# Client Host clientdomain.com HostName clientdomain.com User git IdentityFile ~/.ssh/id_rsa_client AddKeysToAgent yes UseKeychain yes
# Public >Host github.com HostName github.com User git IdentityFile ~/.ssh/id_rsa_gh AddKeysToAgent yes UseKeychain yes
At this point, if we do a git config --global user.email "firstname.lastname@example.org" and leave it this way, we are doomed. All our commits to our public GitHub will be pushed with our client’s email.
The solution to this problem is actually quite simple. We just need to create different .gitconfig files, register our user information in there, and assign each one to a different folder hierarchy.
In my case, I have a folder named ~/Projects where I keep all my Git projects. In there, I have the folders Client, Company, and Personal. Client folder contains all my, well, client projects, while in the Company folder I keep my Avenue Code internal projects, and in the Personal folder I keep the ones you can find in my public GitHub.
An important detail here is that I named the Client folder as Client and not with the name of my client. This way, I have another guarantee that I will not accidentally leak the name of my client in case I want to push my Git configurations to a public Git repository, for example.
Now, in each of these three folders, I will create a file named .gitconfig with contents like the following:
❯ code ~/Projects/Personal/.gitconfig
[user] email = email@example.com
❯ code ~/Projects/Company/.gitconfig
[user] email = firstname.lastname@example.org
❯ code ~/Projects/Client/.gitconfig
[user] email = email@example.com
But that is not all. There is one final step. I need to inform Git about these files, and I can do that by editing my ~/.gitconfig file like this:
[includeIf "gitdir:~/Projects/Personal/"] path = ~/Projects/Personal/.gitconfig [includeIf "gitdir:~/Projects/Company/"] path = ~/Projects/Company/.gitconfig [includeIf "gitdir:~/Projects/Client/"] path = ~/Projects/Client/.gitconfig [user] name = Rafael Romão useConfigOnly = true [pull] rebase = true
This will tell Git to get the missing configs, in this case the user.email, from the referenced files.
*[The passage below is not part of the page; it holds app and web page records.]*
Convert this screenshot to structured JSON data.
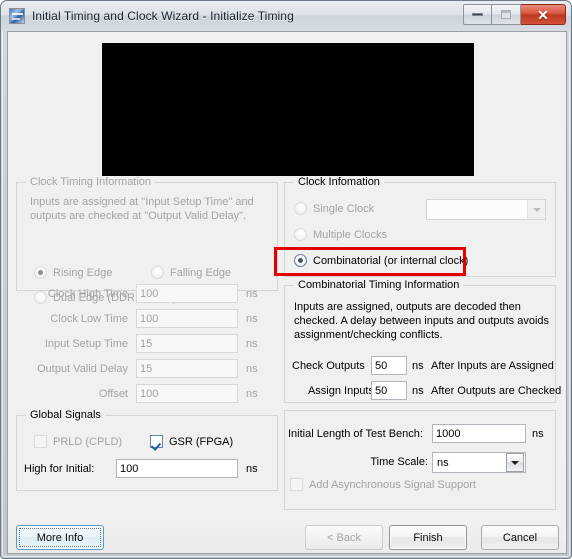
{
  "window": {
    "title": "Initial Timing and Clock Wizard - Initialize Timing",
    "app_icon": "app-waveform-icon",
    "buttons": {
      "minimize": "minimize-icon",
      "maximize": "maximize-icon",
      "close": "✕"
    }
  },
  "preview": {
    "name": "waveform-preview-canvas",
    "background_color": "#000000"
  },
  "clock_timing_information": {
    "title": "Clock Timing Information",
    "description": "Inputs are assigned at \"Input Setup Time\" and outputs are checked at \"Output Valid Delay\".",
    "description_line1": "Inputs are assigned at \"Input Setup Time\" and",
    "description_line2": "outputs are checked at \"Output Valid Delay\".",
    "edge_options": [
      {
        "label": "Rising Edge",
        "selected": true,
        "enabled": false
      },
      {
        "label": "Falling Edge",
        "selected": false,
        "enabled": false
      },
      {
        "label": "Dual Edge (DDR or DET)",
        "selected": false,
        "enabled": false
      }
    ],
    "fields": [
      {
        "label": "Clock High Time",
        "value": "100",
        "unit": "ns",
        "enabled": false
      },
      {
        "label": "Clock Low Time",
        "value": "100",
        "unit": "ns",
        "enabled": false
      },
      {
        "label": "Input Setup Time",
        "value": "15",
        "unit": "ns",
        "enabled": false
      },
      {
        "label": "Output Valid Delay",
        "value": "15",
        "unit": "ns",
        "enabled": false
      },
      {
        "label": "Offset",
        "value": "100",
        "unit": "ns",
        "enabled": false
      }
    ]
  },
  "global_signals": {
    "title": "Global Signals",
    "prld": {
      "label": "PRLD (CPLD)",
      "checked": false,
      "enabled": false
    },
    "gsr": {
      "label": "GSR (FPGA)",
      "checked": true,
      "enabled": true
    },
    "high_for_initial": {
      "label": "High for Initial:",
      "value": "100",
      "unit": "ns"
    }
  },
  "clock_information": {
    "title": "Clock Infomation",
    "options": [
      {
        "label": "Single Clock",
        "selected": false,
        "enabled": false
      },
      {
        "label": "Multiple Clocks",
        "selected": false,
        "enabled": false
      },
      {
        "label": "Combinatorial (or internal clock)",
        "selected": true,
        "enabled": true
      }
    ],
    "clock_select": {
      "value": "",
      "enabled": false
    },
    "highlight_color": "#e50000"
  },
  "combinatorial_timing_information": {
    "title": "Combinatorial Timing Information",
    "description_line1": "Inputs are assigned, outputs are decoded then",
    "description_line2": "checked.  A delay between inputs and outputs avoids",
    "description_line3": "assignment/checking conflicts.",
    "check_outputs": {
      "label": "Check Outputs",
      "value": "50",
      "unit": "ns",
      "suffix": "After Inputs are Assigned"
    },
    "assign_inputs": {
      "label": "Assign Inputs",
      "value": "50",
      "unit": "ns",
      "suffix": "After Outputs are Checked"
    }
  },
  "test_bench": {
    "initial_length": {
      "label": "Initial Length of Test Bench:",
      "value": "1000",
      "unit": "ns"
    },
    "time_scale": {
      "label": "Time Scale:",
      "value": "ns",
      "enabled": true
    },
    "async_support": {
      "label": "Add Asynchronous Signal Support",
      "checked": false,
      "enabled": false
    }
  },
  "footer": {
    "more_info": {
      "label": "More Info",
      "enabled": true,
      "focused": true
    },
    "back": {
      "label": "< Back",
      "enabled": false
    },
    "finish": {
      "label": "Finish",
      "enabled": true,
      "default": true
    },
    "cancel": {
      "label": "Cancel",
      "enabled": true
    }
  }
}
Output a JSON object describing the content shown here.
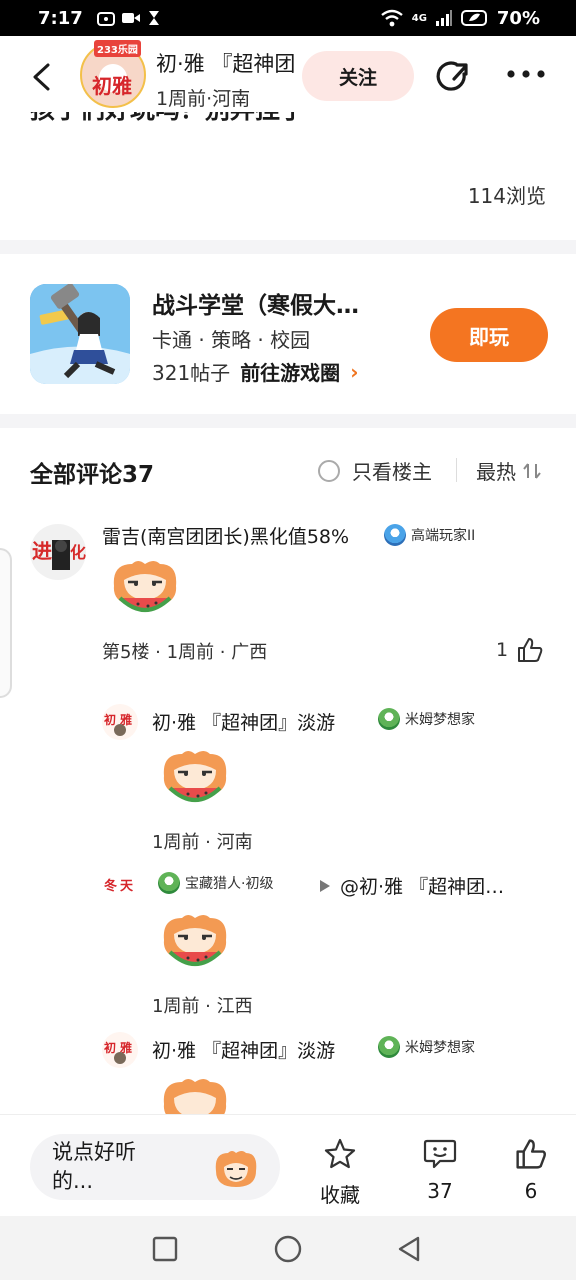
{
  "status_bar": {
    "time": "7:17",
    "network": "4G",
    "battery": "70%"
  },
  "header": {
    "author_name": "初·雅 『超神团』淡游",
    "author_meta": "1周前·河南",
    "avatar_text": "初雅",
    "avatar_tag": "233乐园",
    "follow_label": "关注"
  },
  "post": {
    "cut_text": "孩子们好玩吗？别弃挂了",
    "views": "114浏览"
  },
  "game_card": {
    "title": "战斗学堂（寒假大…",
    "tags": "卡通 · 策略 · 校园",
    "posts": "321帖子",
    "goto_label": "前往游戏圈",
    "goto_arrow": "›",
    "play_label": "即玩"
  },
  "comments": {
    "title": "全部评论37",
    "only_op_label": "只看楼主",
    "sort_label": "最热",
    "items": [
      {
        "name": "雷吉(南宫团团长)黑化值58%",
        "badge": "高端玩家II",
        "meta": "第5楼 · 1周前 · 广西",
        "likes": "1"
      }
    ],
    "replies": [
      {
        "name": "初·雅 『超神团』淡游",
        "badge": "米姆梦想家",
        "meta": "1周前 · 河南"
      },
      {
        "badge": "宝藏猎人·初级",
        "reply_to": "@初·雅 『超神团…",
        "meta": "1周前 · 江西"
      },
      {
        "name": "初·雅 『超神团』淡游",
        "badge": "米姆梦想家"
      }
    ]
  },
  "bottom_bar": {
    "input_placeholder": "说点好听的...",
    "favorite_label": "收藏",
    "comment_count": "37",
    "like_count": "6"
  },
  "colors": {
    "accent": "#f47521",
    "follow_bg": "#fde7e4",
    "divider": "#f4f4f6"
  }
}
Also, since there is no email informed here, if we try to git commit anything in a folder hierarchy that is not mapped, Git will present that message informing us that it does not know which user email to use. It is important that we do not inform a global user.email after that, since we might end up having to clone a Git repository outside these mapped folders, and if there is no global user.email, we will not accidentally use it.
That is what I have for today. If you work with more than one Git provider, I strongly recommend that you review your Git configs and ensure you will not have this kind of problem. Sadly, when this happens, we usually do not notice until a few months have passed.
If you have any questions or other recommendations on this topic, leave us a comment below.
Rafael Romão is a Software Engineer at Avenue Code. He has studied software development since 1998 and has worked as a software developer since 2002. His main areas of interest are software architecture and design, as well as the development of highly productive teams.